HMS Prince of Wales

HMS Prince Of Wales' Ops Room Ready For Use

Crew will use the room to look out for threats and track the movements of the carrier’s F-35B jets and Merlin helicopters.

HMS Prince of Wales

The second carrier in the Queen Elizabeth-class is due to be commissioned in 2020 (Image: PA).

The operations room of the HMS Prince of Wales, the sister vessel of HMS Queen Elizabeth, is ready for ‘flashing up’ for the first time.

The crew of HMS Prince of Wales will use the room to look out for threats and track the movements of the carrier’s F-35B jets and Merlin helicopters.

This could be in a number of capacities, from intercepting hostile aircraft to striking land-based targets.

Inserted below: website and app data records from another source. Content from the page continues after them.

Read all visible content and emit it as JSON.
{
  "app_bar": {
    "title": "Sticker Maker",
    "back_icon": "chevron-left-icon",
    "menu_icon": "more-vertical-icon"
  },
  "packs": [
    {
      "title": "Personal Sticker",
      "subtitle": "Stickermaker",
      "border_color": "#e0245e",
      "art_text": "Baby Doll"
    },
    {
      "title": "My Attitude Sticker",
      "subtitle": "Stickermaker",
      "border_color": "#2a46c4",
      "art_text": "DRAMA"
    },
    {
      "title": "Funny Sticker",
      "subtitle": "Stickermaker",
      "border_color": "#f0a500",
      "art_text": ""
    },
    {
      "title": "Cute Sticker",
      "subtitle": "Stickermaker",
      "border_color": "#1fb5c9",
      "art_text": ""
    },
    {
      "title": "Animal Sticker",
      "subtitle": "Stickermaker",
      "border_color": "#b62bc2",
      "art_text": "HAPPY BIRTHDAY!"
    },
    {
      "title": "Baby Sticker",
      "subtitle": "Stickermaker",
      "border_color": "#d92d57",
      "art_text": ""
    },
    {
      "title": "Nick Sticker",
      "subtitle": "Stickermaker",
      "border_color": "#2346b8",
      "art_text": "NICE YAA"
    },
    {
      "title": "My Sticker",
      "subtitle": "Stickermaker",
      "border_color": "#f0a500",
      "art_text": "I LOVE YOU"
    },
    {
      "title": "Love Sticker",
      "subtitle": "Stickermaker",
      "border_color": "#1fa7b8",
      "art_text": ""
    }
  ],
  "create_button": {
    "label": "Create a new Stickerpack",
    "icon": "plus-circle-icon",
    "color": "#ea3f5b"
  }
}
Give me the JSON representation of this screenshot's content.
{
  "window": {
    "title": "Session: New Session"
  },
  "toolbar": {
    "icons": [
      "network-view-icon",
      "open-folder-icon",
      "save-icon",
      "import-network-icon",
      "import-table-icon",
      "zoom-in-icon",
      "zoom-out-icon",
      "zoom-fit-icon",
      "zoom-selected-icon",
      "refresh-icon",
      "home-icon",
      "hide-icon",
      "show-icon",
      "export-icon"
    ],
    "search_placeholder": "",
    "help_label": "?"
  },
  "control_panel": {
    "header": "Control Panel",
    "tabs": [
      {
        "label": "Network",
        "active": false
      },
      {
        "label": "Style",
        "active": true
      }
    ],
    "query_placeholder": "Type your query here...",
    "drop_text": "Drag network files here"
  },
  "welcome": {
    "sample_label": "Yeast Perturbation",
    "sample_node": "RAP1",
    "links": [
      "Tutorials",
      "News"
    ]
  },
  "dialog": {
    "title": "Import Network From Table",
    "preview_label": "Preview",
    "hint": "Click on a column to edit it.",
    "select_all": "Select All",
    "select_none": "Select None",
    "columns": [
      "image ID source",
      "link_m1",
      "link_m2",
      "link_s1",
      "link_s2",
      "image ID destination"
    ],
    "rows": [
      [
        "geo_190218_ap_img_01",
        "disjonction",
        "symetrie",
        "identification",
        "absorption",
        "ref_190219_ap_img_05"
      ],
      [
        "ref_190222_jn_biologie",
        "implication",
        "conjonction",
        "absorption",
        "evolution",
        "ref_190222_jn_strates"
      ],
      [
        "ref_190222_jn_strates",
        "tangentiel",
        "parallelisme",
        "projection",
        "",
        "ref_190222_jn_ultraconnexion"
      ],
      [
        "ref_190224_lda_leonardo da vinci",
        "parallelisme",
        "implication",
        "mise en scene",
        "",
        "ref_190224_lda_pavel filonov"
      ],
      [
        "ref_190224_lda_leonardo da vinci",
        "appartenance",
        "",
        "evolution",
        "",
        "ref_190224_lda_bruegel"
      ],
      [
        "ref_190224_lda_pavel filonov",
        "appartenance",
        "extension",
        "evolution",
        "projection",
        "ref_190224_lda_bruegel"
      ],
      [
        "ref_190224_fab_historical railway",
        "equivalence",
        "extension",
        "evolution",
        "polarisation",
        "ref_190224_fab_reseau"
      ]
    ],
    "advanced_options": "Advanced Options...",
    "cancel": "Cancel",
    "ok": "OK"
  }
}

Three Commando Merlin Mark 4 helicopters joined HMS Queen Elizabeth last Monday as part of Exercise West Lant 18 - the journey to the US, ready to begin flight trials.

Engineers and technicians, alongside Royal Navy experts, have now made sure that all the equipment and cabling is in place and that computer systems are able to communicate the masses of data coming into the ship.

HMS Prince of Wales Nerve Centre
The ops room is the nerve centre of the carrier (Image: Royal Navy).

Chief Petty Officer Greg Connor, the Ops Room manager, said allowing his team to move into the complex was "a momentous occasion".

"This milestone represents the heart of the warfare fighting elements of the ship coming to fruition," he said.

“The Warfare Department now has its sights firmly set on preparing the ship and team as more and more systems are brought online.”

Handing the compartment over to the ship’s company was production manager David Scott; he explained:

“The operations complex has been over three years in the making for me - and much longer for others.

HMS Prince Of Wales Operation centre
Crew will use the room to look out for threats (Image: Royal Navy).

“We had some of the best workforce available to us and with the team taking ownership of the area, we are able to deliver the compartments ahead of time and to a much higher standard than that previously achieved.

“This demonstrates to all that we can step up to the toughest challenges on this project and that’s credit to all those who have supported me.”

It’s the latest key part of the ship to be finished and handed over to the crew to run; watches are now being run in the Ship Control Centre, which oversees the marine engineering aspects of the carrier.

More than 3,000 compartments of the ship have to be signed off before the carrier leaves her berth at Rosyth to undergo sea trials next year.